The entry-level Foundation wines offer accessible enjoyment and amongst them you will find Lyric, Duet and the off-dry Rosé, in its inimitable teardrop bottle.
Nederburg’s agreement with FIFA has also resulted in a special trio of wines to mark the 2010 FIFA World Cup ™. The three limited-edition wines are a Cabernet Sauvignon, a dry rosé, and a Sauvignon blanc, available locally and in selected markets abroad till the end of the year.
Each of the 2010 FIFA World Cup™ wines will feature a special facility on the back label that will enable consumers to instantly access information on Nederburg by clicking on a unique QR code with their cellphone cameras. The information will then appear on their phone screens.
Many of Nederburg’s award-winning offerings can be sampled at the winery’s tasting complex with fine views of the Drakenstein Mountains, vineyards and exquisitely tended gardens. Cool and shaded in summer, the general tasting area is made cosy in winter with a welcoming fire. Tours of the farm, the cellars and the historical quarters start here too.
Visitors can enjoy their wines with tasty mezze platters. During the summer months, picnic baskets brimming with home-made delicacies can be pre-ordered (preferably two days’ in advance), while in winter, delectable platters are on offer.
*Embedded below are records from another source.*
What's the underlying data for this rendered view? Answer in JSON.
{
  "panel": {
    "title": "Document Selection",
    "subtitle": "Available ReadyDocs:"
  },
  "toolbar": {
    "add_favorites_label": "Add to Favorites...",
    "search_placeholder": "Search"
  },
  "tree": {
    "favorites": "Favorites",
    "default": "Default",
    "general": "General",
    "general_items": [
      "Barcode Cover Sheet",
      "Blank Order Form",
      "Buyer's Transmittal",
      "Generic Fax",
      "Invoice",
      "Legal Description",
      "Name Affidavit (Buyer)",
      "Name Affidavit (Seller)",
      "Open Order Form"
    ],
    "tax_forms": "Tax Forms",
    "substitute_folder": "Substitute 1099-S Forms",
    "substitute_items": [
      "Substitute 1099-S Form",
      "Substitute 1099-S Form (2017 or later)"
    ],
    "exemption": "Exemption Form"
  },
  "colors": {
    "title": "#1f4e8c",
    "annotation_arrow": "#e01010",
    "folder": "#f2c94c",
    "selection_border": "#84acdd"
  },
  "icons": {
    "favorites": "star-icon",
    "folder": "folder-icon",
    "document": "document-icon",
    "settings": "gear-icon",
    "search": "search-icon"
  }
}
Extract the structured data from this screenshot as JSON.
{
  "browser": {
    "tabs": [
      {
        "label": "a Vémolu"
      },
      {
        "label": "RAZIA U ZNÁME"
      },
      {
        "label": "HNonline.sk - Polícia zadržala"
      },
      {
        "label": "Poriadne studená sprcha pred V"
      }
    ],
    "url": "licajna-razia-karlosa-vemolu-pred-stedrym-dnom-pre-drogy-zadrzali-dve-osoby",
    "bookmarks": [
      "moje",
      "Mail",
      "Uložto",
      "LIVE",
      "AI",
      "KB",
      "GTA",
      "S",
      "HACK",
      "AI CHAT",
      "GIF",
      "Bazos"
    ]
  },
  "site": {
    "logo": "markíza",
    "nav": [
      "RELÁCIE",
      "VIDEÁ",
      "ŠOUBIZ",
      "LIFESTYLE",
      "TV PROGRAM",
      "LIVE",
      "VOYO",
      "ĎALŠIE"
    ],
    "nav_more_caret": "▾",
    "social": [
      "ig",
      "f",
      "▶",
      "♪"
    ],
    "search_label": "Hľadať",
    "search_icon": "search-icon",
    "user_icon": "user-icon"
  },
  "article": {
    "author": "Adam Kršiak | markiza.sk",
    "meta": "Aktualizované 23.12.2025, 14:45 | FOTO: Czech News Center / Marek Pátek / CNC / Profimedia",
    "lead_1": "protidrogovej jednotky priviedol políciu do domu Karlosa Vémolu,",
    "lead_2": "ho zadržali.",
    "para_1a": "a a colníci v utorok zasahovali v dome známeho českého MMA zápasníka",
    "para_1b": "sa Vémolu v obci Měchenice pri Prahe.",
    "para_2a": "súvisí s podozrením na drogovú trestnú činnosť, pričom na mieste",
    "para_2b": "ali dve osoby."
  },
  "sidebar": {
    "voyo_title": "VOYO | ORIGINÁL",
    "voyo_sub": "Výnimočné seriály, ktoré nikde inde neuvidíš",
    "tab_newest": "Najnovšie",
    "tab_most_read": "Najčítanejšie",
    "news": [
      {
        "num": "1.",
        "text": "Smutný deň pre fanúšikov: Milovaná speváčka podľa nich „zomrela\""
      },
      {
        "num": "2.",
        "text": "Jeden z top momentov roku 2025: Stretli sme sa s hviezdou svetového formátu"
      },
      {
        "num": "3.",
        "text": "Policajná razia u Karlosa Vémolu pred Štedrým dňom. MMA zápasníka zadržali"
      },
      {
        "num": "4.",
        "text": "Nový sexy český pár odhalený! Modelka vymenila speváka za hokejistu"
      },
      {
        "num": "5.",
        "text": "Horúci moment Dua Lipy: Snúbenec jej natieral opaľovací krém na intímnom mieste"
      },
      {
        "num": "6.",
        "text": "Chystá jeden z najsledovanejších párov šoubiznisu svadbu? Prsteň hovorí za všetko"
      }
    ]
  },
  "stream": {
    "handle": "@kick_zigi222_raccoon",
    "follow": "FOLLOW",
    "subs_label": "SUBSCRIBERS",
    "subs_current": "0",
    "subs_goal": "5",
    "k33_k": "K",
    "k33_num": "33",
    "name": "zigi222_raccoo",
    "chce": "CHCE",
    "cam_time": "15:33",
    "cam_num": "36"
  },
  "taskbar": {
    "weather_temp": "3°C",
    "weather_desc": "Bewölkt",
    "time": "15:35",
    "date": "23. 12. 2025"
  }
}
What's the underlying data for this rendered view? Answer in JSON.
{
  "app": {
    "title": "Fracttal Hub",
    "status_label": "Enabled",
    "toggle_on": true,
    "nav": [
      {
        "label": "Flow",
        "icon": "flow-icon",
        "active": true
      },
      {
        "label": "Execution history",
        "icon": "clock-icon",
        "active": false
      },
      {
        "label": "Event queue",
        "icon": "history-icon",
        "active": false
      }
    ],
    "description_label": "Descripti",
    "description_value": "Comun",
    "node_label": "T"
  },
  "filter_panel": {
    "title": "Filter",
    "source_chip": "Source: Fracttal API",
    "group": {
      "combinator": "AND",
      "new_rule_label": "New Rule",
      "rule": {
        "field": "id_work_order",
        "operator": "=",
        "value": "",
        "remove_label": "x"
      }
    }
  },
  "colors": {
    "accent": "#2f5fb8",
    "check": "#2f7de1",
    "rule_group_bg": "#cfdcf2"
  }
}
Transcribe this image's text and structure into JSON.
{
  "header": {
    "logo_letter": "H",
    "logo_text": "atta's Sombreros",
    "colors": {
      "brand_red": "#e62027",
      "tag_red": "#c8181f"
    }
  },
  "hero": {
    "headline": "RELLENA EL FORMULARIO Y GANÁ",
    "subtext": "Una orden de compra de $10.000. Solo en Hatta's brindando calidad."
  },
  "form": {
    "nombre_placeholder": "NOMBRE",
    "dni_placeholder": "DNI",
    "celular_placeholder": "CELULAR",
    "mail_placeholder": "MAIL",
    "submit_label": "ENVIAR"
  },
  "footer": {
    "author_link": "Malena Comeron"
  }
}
For special events and by appointment, breakfast, lunch and dinner can be arranged for private groups in the manor house.
The manor house, for example, is the venue for a gourmet pairing of Manor House and Ingenuity wines, with contemporary Cape cuisine.
The farm also hosts outdoor concerts, harvesting activities and other special days.